Information shown: Begin

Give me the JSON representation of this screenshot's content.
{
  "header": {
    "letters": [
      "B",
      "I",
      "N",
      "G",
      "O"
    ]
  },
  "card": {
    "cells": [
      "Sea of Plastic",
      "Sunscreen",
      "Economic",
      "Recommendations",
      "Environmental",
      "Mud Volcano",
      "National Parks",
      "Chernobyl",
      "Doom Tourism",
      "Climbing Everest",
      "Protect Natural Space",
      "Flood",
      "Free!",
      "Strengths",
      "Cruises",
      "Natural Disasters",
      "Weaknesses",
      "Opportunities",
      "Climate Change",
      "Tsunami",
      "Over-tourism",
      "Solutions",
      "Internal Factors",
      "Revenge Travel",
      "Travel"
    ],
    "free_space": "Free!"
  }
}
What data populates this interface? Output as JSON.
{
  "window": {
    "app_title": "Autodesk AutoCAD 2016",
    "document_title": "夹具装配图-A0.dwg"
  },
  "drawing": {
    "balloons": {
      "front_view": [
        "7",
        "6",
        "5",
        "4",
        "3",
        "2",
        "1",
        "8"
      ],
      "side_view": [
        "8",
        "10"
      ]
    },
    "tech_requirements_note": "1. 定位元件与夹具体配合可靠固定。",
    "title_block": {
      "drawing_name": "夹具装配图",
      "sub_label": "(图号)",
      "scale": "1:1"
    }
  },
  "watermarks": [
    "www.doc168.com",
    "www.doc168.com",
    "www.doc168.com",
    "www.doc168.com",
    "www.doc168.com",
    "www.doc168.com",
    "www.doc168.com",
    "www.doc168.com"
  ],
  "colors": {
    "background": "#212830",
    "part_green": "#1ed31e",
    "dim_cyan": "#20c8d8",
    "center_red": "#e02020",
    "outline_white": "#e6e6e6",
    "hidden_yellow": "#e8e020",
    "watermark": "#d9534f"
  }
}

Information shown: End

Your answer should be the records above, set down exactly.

Your response
Give me the JSON representation of this screenshot's content.
{
  "header": {
    "letters": [
      "B",
      "I",
      "N",
      "G",
      "O"
    ]
  },
  "card": {
    "cells": [
      "Sea of Plastic",
      "Sunscreen",
      "Economic",
      "Recommendations",
      "Environmental",
      "Mud Volcano",
      "National Parks",
      "Chernobyl",
      "Doom Tourism",
      "Climbing Everest",
      "Protect Natural Space",
      "Flood",
      "Free!",
      "Strengths",
      "Cruises",
      "Natural Disasters",
      "Weaknesses",
      "Opportunities",
      "Climate Change",
      "Tsunami",
      "Over-tourism",
      "Solutions",
      "Internal Factors",
      "Revenge Travel",
      "Travel"
    ],
    "free_space": "Free!"
  }
}
What data populates this interface? Output as JSON.
{
  "window": {
    "app_title": "Autodesk AutoCAD 2016",
    "document_title": "夹具装配图-A0.dwg"
  },
  "drawing": {
    "balloons": {
      "front_view": [
        "7",
        "6",
        "5",
        "4",
        "3",
        "2",
        "1",
        "8"
      ],
      "side_view": [
        "8",
        "10"
      ]
    },
    "tech_requirements_note": "1. 定位元件与夹具体配合可靠固定。",
    "title_block": {
      "drawing_name": "夹具装配图",
      "sub_label": "(图号)",
      "scale": "1:1"
    }
  },
  "watermarks": [
    "www.doc168.com",
    "www.doc168.com",
    "www.doc168.com",
    "www.doc168.com",
    "www.doc168.com",
    "www.doc168.com",
    "www.doc168.com",
    "www.doc168.com"
  ],
  "colors": {
    "background": "#212830",
    "part_green": "#1ed31e",
    "dim_cyan": "#20c8d8",
    "center_red": "#e02020",
    "outline_white": "#e6e6e6",
    "hidden_yellow": "#e8e020",
    "watermark": "#d9534f"
  }
}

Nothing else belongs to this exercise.